My previous blog concentrated on reading as the mechanism that transports us to places and times beyond our own experience, worlds in which we may be as strong, clever, witty, brave, or beautiful as we dream of being. But what would persuade us to pick up a book that takes us into a world where we're not even keen to visit, let alone live?
Curiosity. The desire to know.
Three years ago I decided to read Orwell's 1984. I'd somehow gotten through high school and over ten years of college without having to read it, and I knew it for an important political novel, an examination of life (if you can call it that) in a totalitarian state. How do people function when their most fundamental rights of choice are taken from them? I wanted to know, so I read the book. While I certainly can't claim to have enjoyed it as I enjoyed The Lord of the Rings or Watership Down, I came away with a deep admiration for Orwell's direct and vivid writing style and a determination never to vote for a political candidate who has not read and understood 1984.

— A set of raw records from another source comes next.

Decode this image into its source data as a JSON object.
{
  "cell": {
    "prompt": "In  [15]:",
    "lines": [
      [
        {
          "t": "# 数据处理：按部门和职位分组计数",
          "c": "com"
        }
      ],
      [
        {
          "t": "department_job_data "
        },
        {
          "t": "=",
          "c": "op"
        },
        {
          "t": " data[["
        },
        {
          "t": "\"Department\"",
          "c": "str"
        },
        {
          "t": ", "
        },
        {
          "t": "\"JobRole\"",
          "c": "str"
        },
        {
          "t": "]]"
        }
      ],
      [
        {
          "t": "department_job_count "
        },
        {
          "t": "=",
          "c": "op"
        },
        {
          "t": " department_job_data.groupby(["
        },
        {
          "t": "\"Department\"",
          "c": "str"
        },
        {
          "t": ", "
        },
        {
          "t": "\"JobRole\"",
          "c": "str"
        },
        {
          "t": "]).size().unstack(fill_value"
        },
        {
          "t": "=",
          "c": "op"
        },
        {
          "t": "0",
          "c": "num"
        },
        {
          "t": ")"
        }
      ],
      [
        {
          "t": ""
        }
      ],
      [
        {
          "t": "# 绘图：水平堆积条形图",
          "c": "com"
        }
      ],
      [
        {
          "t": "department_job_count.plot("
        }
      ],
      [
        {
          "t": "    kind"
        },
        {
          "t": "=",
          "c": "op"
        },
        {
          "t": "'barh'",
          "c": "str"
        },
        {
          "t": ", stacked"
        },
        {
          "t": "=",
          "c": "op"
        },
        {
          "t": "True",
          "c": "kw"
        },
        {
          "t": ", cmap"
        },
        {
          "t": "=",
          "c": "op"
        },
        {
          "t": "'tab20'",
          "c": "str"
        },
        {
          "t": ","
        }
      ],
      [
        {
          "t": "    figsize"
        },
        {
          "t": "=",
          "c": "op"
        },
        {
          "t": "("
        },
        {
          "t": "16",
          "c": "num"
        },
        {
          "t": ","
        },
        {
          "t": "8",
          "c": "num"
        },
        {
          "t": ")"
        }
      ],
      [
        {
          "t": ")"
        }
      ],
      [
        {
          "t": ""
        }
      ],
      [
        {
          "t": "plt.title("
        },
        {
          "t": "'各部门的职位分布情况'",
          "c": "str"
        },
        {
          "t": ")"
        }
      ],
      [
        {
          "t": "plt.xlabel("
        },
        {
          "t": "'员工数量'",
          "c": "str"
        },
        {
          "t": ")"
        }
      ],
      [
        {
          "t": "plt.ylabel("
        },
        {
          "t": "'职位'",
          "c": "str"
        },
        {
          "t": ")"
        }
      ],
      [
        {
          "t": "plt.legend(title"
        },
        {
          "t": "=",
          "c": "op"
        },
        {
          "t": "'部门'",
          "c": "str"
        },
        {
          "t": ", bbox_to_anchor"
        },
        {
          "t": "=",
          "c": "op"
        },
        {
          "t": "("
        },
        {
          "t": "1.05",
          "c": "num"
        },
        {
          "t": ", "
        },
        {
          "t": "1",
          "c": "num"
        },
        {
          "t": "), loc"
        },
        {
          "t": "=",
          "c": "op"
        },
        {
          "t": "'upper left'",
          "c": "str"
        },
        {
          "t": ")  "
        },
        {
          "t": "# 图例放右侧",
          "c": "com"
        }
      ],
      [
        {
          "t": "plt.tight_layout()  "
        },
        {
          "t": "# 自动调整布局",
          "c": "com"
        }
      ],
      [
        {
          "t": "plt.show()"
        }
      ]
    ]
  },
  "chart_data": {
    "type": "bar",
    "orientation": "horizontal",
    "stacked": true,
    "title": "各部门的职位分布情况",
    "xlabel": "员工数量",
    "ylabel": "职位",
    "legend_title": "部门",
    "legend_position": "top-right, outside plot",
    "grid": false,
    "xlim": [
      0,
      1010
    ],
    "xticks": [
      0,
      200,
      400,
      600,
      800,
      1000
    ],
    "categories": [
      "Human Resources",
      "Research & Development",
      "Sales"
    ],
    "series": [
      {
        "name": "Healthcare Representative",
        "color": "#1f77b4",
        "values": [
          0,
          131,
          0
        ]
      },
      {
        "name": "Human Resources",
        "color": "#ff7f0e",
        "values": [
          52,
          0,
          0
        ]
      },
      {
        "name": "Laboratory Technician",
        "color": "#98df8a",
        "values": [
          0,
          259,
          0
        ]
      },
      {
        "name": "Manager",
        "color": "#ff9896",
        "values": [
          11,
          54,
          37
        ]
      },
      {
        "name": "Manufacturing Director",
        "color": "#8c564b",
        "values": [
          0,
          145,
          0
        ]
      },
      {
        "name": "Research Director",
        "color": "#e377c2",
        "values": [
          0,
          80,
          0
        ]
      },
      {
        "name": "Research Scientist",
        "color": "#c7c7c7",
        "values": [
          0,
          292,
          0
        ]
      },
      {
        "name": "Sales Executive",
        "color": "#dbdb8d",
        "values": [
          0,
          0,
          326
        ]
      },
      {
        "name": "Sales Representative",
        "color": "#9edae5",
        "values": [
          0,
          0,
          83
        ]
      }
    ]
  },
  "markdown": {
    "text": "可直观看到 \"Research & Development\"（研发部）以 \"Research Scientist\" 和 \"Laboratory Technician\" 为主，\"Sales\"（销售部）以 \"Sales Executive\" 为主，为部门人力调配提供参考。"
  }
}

It hasn't been easy for me to hold fast to this determination in today's political climate. Populist social conservatives may regard 1984, like all fiction, as a waste of time, and may never have bothered to read it. On the other hand, big-government liberals may have read it, but they don't seem to have understood it; they evidently think that with a push here or a tweak there, Big Brother can be turned into a good guy.
But here's where matters get sticky: a great novel, play, or poem may be "understood" in different ways by different readers. For me, Orwell's novel illuminates the downward spiral that starts when we feel the choices we make and the responsibilities that go with them are too heavy for our weak and ignorant shoulders to bear, and we want someone else, someone wiser and more powerful, to relieve us of the burden. But not everyone sees it my way. Some readers might see Othello as a cautionary tale of what happens when young people refuse to listen to their parents; others see, instead, a fascinating study of psychological deterioration, or the toxic effects of racism. Some readers might be drawn to The Iliad for its depiction of the relationships between gods and men, while others are more intrigued by its portrayal of the bonds forged between soldiers in wartime. What we find when we explore a good book speaks to who we are as individuals and the values and experiences we bring to the table. Readers and writers are constantly journeying to meet one another in the middle.
We learn most, I believe, when we're open to being changed in ways we do not expect, or reminded of some truth we might have forgotten. Curious about the lives women lead in nations where Islamic Law relegates them to the status of slaves, I turned to Azar Nafisi's Reading Lolita in Tehran. What I saw most clearly wasn't the unjust oppression of women (though this was certainly there) but those same women's determination to assert their individuality and their right to learn in a society that attempts to deny them both. Seeking a story of oppression, I got a story of courage, and was reminded of the close connection between the two.
1984 is fiction. Reading Lolita in Tehran is a memoir. Yet both shed a light on a basic human truth: Imagination is a powerful organ, and it demands exercise, whatever stumbling blocks a government may throw in its path. When we read -- particularly when we read for understanding as well as pleasure -- we are flexing the muscles of liberty.
Frederick Douglass is right. Reading is freedom.